Author: Stephen Caesar
Subject: Early Man
Date: 11/09/2006

Research recently conducted by scientists at the Harvard Medical School, MIT, and the Broad Institute of Harvard and MIT has called into question some evolutionary theories regarding the origin of the human race. According to the Harvard Gazette, this research suggests “that ancestral humans split from chimpanzee forebears more recently than previously thought and raise the possibility that the two nascent species hybridized before making their final separation” (Powell 2006: 11).

The Gazette further reported that these “surprise findings” “also call into question the place on the primate family tree of fossils that scientists had thought were the bones of ancestral humans, but which are older than the newly determined time that the species diverged” (Ibid.).

David Reich, assistant professor of genetics at the Harvard Medical School, conducted the research in question. Also participating: Nick Patterson, Daniel Richter, and Sante Gnerre of the Broad Institute; and Eric Lander of MIT. The research was published in the May 17 2006 online edition of the journal Nature. They examined differences between the genomes of chimpanzees and humans, comparing the mutations in both to find out how long ago they shared a theoretical common ancestor (Ibid.).

For many years, evolutionary scientists have been stating that the theorized split between chimpanzees and humans into distinct species occurred between 7.4 million and 6.5 million years ago. The new research, however, claims that the split occurred “about a million years later than the previously accepted range…” (Ibid.). Moreover, the new findings suggest that, as the two budding species theoretically split, members of each species may have interbred to form hybrid offspring:

“Under the hybridization scenario, the ancestors of humans and chimpanzees split from their common ancestor. After that initial separation, however, members of the two new species interbred an unknown number of times. Fertile hybrid offspring then may have mated back into one or both original populations, bringing in genes from the other species and leaving traces in the genetic code” (Ibid. 11-12).

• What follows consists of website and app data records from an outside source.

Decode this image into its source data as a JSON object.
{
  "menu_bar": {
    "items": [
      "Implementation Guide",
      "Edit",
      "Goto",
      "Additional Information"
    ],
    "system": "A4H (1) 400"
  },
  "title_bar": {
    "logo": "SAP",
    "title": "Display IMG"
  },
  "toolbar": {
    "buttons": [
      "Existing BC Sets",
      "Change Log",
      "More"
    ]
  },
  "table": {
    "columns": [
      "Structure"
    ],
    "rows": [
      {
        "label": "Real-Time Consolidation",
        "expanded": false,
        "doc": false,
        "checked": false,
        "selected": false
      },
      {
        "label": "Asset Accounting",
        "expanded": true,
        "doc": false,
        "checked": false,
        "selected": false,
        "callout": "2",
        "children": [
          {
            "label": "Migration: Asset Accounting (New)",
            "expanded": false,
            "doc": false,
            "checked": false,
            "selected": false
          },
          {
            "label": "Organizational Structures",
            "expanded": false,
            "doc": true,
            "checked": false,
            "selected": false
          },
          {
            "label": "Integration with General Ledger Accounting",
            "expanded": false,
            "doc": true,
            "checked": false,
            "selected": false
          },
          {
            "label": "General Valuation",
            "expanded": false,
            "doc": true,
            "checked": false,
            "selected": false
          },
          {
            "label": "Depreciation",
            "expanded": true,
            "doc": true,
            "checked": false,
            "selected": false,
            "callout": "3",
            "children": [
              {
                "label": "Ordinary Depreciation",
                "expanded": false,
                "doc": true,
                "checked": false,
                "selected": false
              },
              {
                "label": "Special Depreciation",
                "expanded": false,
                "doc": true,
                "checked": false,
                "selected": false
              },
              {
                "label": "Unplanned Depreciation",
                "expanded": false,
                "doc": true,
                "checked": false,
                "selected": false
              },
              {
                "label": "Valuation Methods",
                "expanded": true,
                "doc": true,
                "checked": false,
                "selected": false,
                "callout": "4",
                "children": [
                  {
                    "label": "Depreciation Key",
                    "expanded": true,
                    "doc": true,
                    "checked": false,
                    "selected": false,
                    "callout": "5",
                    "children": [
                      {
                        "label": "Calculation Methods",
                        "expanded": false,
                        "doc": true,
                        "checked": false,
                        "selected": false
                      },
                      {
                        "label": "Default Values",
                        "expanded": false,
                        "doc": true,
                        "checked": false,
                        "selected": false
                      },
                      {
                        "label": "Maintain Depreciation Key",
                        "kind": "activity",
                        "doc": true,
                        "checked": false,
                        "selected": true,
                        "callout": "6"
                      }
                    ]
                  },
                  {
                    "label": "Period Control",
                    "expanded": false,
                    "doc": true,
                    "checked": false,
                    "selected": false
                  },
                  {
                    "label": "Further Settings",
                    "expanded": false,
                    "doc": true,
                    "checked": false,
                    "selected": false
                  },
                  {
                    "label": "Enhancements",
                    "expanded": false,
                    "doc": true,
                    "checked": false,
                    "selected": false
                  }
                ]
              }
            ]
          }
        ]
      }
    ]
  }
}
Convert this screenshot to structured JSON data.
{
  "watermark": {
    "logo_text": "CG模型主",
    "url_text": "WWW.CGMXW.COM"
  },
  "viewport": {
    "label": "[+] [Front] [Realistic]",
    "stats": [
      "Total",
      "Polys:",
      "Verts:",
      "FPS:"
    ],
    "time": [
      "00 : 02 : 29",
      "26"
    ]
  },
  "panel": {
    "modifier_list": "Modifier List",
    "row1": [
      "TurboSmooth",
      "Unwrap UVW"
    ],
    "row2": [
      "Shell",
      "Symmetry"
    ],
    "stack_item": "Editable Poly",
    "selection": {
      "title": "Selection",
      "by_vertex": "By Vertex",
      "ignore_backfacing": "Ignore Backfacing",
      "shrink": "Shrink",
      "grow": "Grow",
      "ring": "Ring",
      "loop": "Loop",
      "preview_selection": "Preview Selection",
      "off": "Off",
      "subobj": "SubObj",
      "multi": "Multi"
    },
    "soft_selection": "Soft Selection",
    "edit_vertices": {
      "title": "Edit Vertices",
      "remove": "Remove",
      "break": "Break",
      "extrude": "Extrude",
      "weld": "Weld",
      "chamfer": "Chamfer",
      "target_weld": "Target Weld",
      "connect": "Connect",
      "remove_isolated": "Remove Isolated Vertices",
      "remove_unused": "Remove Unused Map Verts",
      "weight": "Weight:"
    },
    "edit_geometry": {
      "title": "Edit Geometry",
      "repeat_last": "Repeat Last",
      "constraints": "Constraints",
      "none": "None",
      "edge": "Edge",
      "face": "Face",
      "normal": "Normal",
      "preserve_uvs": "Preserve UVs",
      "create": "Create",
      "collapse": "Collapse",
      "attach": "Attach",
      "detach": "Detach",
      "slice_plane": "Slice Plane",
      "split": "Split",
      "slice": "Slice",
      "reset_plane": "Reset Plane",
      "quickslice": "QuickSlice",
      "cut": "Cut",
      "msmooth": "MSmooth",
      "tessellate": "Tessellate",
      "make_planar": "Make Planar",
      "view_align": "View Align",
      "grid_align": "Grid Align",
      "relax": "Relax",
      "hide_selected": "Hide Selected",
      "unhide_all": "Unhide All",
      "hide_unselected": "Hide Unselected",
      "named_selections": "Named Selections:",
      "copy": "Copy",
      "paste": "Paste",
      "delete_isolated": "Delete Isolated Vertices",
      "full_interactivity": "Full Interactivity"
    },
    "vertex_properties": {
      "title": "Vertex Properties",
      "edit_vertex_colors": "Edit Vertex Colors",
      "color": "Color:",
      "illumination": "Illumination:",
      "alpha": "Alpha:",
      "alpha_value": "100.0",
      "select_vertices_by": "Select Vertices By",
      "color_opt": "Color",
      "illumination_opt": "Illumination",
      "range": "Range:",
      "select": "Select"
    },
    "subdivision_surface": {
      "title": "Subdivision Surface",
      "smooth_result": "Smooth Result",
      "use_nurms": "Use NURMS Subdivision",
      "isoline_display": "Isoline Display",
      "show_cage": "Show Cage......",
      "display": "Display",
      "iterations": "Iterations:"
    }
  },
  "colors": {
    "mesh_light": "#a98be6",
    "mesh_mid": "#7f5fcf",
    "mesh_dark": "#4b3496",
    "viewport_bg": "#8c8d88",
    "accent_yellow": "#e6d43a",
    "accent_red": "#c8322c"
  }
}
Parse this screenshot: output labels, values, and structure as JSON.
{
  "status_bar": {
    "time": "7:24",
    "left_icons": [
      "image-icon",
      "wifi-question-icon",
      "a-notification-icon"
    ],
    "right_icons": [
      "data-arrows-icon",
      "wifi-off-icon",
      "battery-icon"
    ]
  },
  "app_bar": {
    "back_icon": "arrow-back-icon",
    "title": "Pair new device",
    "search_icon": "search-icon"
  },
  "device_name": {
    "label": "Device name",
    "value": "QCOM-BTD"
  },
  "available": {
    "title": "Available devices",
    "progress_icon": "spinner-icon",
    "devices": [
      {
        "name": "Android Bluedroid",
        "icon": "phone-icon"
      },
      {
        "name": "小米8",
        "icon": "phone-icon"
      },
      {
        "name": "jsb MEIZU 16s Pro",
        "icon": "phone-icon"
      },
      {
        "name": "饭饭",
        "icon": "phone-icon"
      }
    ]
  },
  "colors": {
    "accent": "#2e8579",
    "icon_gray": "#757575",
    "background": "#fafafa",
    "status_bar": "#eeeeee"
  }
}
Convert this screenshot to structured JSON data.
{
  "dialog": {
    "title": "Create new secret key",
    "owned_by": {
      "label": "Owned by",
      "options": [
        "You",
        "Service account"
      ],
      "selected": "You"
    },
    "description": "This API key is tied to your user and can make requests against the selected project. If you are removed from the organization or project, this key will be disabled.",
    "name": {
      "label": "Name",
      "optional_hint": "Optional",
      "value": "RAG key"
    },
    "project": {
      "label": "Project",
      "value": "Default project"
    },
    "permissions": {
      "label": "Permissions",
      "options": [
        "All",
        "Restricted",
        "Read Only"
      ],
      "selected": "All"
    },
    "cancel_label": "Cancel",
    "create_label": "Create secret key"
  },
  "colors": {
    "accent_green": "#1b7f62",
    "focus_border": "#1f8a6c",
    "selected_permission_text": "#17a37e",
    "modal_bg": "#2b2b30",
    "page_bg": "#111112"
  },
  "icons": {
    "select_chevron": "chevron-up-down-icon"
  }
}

According to Eric Lander, the director of the Broad Institute, “The genome analysis revealed big surprises, with major implications for human evolution” (Ibid. 12). However, as with so many theories regarding human origins, this latest finding is not set in stone, according to the Gazette: “Reich cautioned that though hybridization would answer several questions raised by the research, the research itself does not prove that hybridization occurred” (Ibid. 11). Nonetheless, Reich indicated that (in the Gazette’s words), “the findings may cause scientists to re-examine beliefs about speciation and the role of hybridization. Current thinking is that although hybrids do occasionally occur in nature, they are sterile or less fit than the parent populations and so eventually die out” (Ibid. 12).

Regardless of whether the hybridization theory holds true, the team’s findings have called into question “several prominent fossils” that have been touted as modern humans’ evolutionary ancestors (Ibid.). Premier among them is the Toumai fossil, Sahelanthropustchadensis. Scientists have dated this fossil to between 7.4 and 6.5 million years ago. In recent years it has been held up as one of the earliest direct evolutionary ancestors of mankind. However, as the Gazette reported, Toumai may soon be dethroned: “Though it [the Toumai fossil] has humanlike features, the fact that it predates the time when human ancestors finally split from chimpanzee ancestors throws its place on the human family tree into doubt….” (Ibid.).

Regardless of whether the new theory posited by Reich and his colleagues proves true in the end, the team’s findings do demonstrate the highly cloudy nature of the search for human origins. It is inadvisable for one group of paleoanthropologists to laud their findings as the last word in human evolution, since it is highly likely that, sooner or later, a new group of scientists will make a discovery or come up with a theory that wipes earlier theories off the map.



Powell, A. 2006. “Findings cloud human, chimp origins.” Harvard Gazette. 18 May.


Stephen Caesar holds his master’s degree in anthropology/archaeology from Harvard. He is a staff member at Associates for Biblical Research and the author of the e-book The Bible Encounters Modern Science, available at